Yet that is exactly what is happening in America—laws that violate human rights and ignore the Constitution such as Virginia's new "personhood law" that is an astounding repudiation of the Constitution. Regressive laws are being enacted—based solely on religious precepts that are not universally held—98% percent of women use birth control including Catholic women. Who is this law aimed at? What benefit does it provide society as a whole and who is harmed by them?
We all would abhor Sharia law—that would cut off a man's hand or stone a woman for adultery—so are we to accept— Santorum's equally—extremely narrow held views on women's reproductive rights—to the point of forcibly raping her with an intra-vaginal ultra sound when she seeks an abortion? That is the height of stupidity, making GWB look like a genius by comparison.
He claims that because the actual words were not spelled out [so that he could understand them] that they are not implied—one needs only look at the words of the original author—Thomas Jefferson when he wrote in a letter to Baptists: ... "I contemplate with sovereign [absolute] reverence [respect]—that act of the whole American people—which declared that their legislature should—'make no law respecting an establishment of religion, or prohibiting the free exercise thereof,'—thus building a wall of separation between Church & State."[added to help Santorum understand the essence of the quote]
To any but the most obtuse the meaning is clear—the Government cannot establish a state religion—and in the obverse—the Government shall not in any way prohibit individuals or groups from the practice of his or her religion.
What is lost on Santorum who must be reading at a fifth grade level and who's reading comprehension is equally suspect is that—unlike fundamentalist Christians who read the bible and interpret it literally as a matter of faith—the Constitution was written in broad inclusive manner of that period and used a different syntax and idiom—[the arrangement of words and phrases to create well-formed sentences in the language of that period]—than the modern day idiom.
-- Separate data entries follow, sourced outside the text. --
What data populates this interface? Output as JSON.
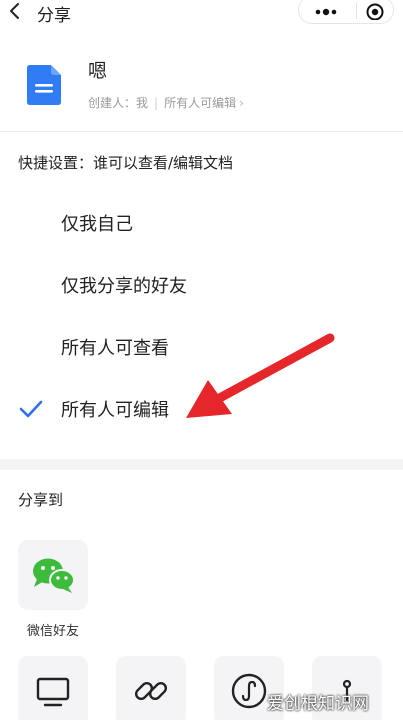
{
  "nav": {
    "title": "分享",
    "back_icon": "chevron-left-icon",
    "more_icon": "more-dots-icon",
    "close_icon": "target-circle-icon"
  },
  "document": {
    "name": "嗯",
    "icon": "doc-file-icon",
    "creator": "创建人：我",
    "permission_summary": "所有人可编辑",
    "colors": {
      "icon_blue": "#2f7cf5",
      "icon_blue_light": "#6aa4ff"
    }
  },
  "quick_settings": {
    "title": "快捷设置：谁可以查看/编辑文档",
    "options": [
      {
        "label": "仅我自己",
        "selected": false
      },
      {
        "label": "仅我分享的好友",
        "selected": false
      },
      {
        "label": "所有人可查看",
        "selected": false
      },
      {
        "label": "所有人可编辑",
        "selected": true
      }
    ],
    "check_color": "#2f6fe8",
    "annotation_arrow_color": "#e5262b"
  },
  "share_to": {
    "title": "分享到",
    "targets": [
      {
        "label": "微信好友",
        "icon": "wechat-icon",
        "color": "#3dbb3a"
      },
      {
        "label": "",
        "icon": "monitor-icon"
      },
      {
        "label": "",
        "icon": "link-icon"
      },
      {
        "label": "",
        "icon": "mini-program-icon"
      },
      {
        "label": "",
        "icon": "pin-icon"
      }
    ]
  },
  "watermark": {
    "text": "爱创根知识网"
  }
}
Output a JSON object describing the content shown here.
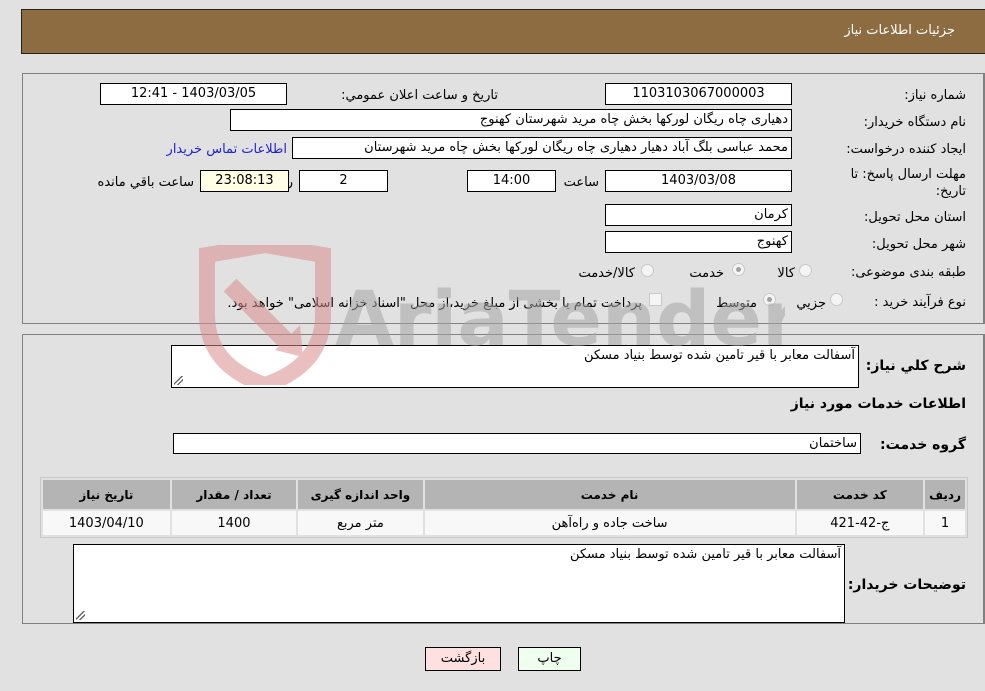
{
  "header": {
    "title": "جزئیات اطلاعات نیاز"
  },
  "form": {
    "need_number_label": "شماره نیاز:",
    "need_number": "1103103067000003",
    "announce_label": "تاریخ و ساعت اعلان عمومي:",
    "announce_value": "1403/03/05 - 12:41",
    "buyer_org_label": "نام دستگاه خریدار:",
    "buyer_org": "دهیاری چاه ریگان لورکها بخش چاه مرید شهرستان کهنوج",
    "creator_label": "ایجاد کننده درخواست:",
    "creator": "محمد عباسی بلگ آباد دهیار دهیاری چاه ریگان لورکها بخش چاه مرید شهرستان",
    "contact_link": "اطلاعات تماس خریدار",
    "deadline_label": "مهلت ارسال پاسخ: تا تاریخ:",
    "deadline_date": "1403/03/08",
    "time_label": "ساعت",
    "deadline_time": "14:00",
    "days_value": "2",
    "days_label": "روز و",
    "remaining_time": "23:08:13",
    "remaining_label": "ساعت باقي مانده",
    "province_label": "استان محل تحویل:",
    "province": "کرمان",
    "city_label": "شهر محل تحویل:",
    "city": "کهنوج",
    "category_label": "طبقه بندی موضوعی:",
    "category_options": [
      {
        "label": "کالا",
        "checked": false
      },
      {
        "label": "خدمت",
        "checked": true
      },
      {
        "label": "کالا/خدمت",
        "checked": false
      }
    ],
    "process_label": "نوع فرآیند خرید :",
    "process_options": [
      {
        "label": "جزيي",
        "checked": false
      },
      {
        "label": "متوسط",
        "checked": true
      }
    ],
    "treasury_note": "پرداخت تمام یا بخشی از مبلغ خرید،از محل \"اسناد خزانه اسلامی\" خواهد بود."
  },
  "details": {
    "summary_label": "شرح کلي نیاز:",
    "summary": "آسفالت معابر با قیر تامین شده توسط بنیاد مسکن",
    "services_heading": "اطلاعات خدمات مورد نیاز",
    "service_group_label": "گروه خدمت:",
    "service_group": "ساختمان",
    "table": {
      "headers": [
        "ردیف",
        "کد خدمت",
        "نام خدمت",
        "واحد اندازه گیری",
        "تعداد / مقدار",
        "تاریخ نیاز"
      ],
      "rows": [
        [
          "1",
          "ج-42-421",
          "ساخت جاده و راه‌آهن",
          "متر مربع",
          "1400",
          "1403/04/10"
        ]
      ]
    },
    "buyer_notes_label": "توضیحات خریدار:",
    "buyer_notes": "آسفالت معابر با قیر تامین شده توسط بنیاد مسکن"
  },
  "buttons": {
    "print": "چاپ",
    "back": "بازگشت"
  },
  "watermark": {
    "text": "AriaTender.neT"
  }
}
And needs to be read with an understanding of that fact.[added to help Santorum understand the essence of the idea]
If Santorum and the religious, socially, conservative, right prevail in including such issues as "birth control" and "abortion"—which are narrowly held religious viewpoints—into legislation—that the vast majority of Americans do not believe in or practice—they would by default constitute an "establishment of religion" by imposing those religious viewpoints on others thereby negating individual rights.
What Santorum fails to grasp is that—"his freedom to practice his religion without interference from the state"—also includes the opposite and more compelling idea—which is—"my freedom from the imposition of—his—religion by the state on me." Which maybe even Santorum can understand, but I doubt it.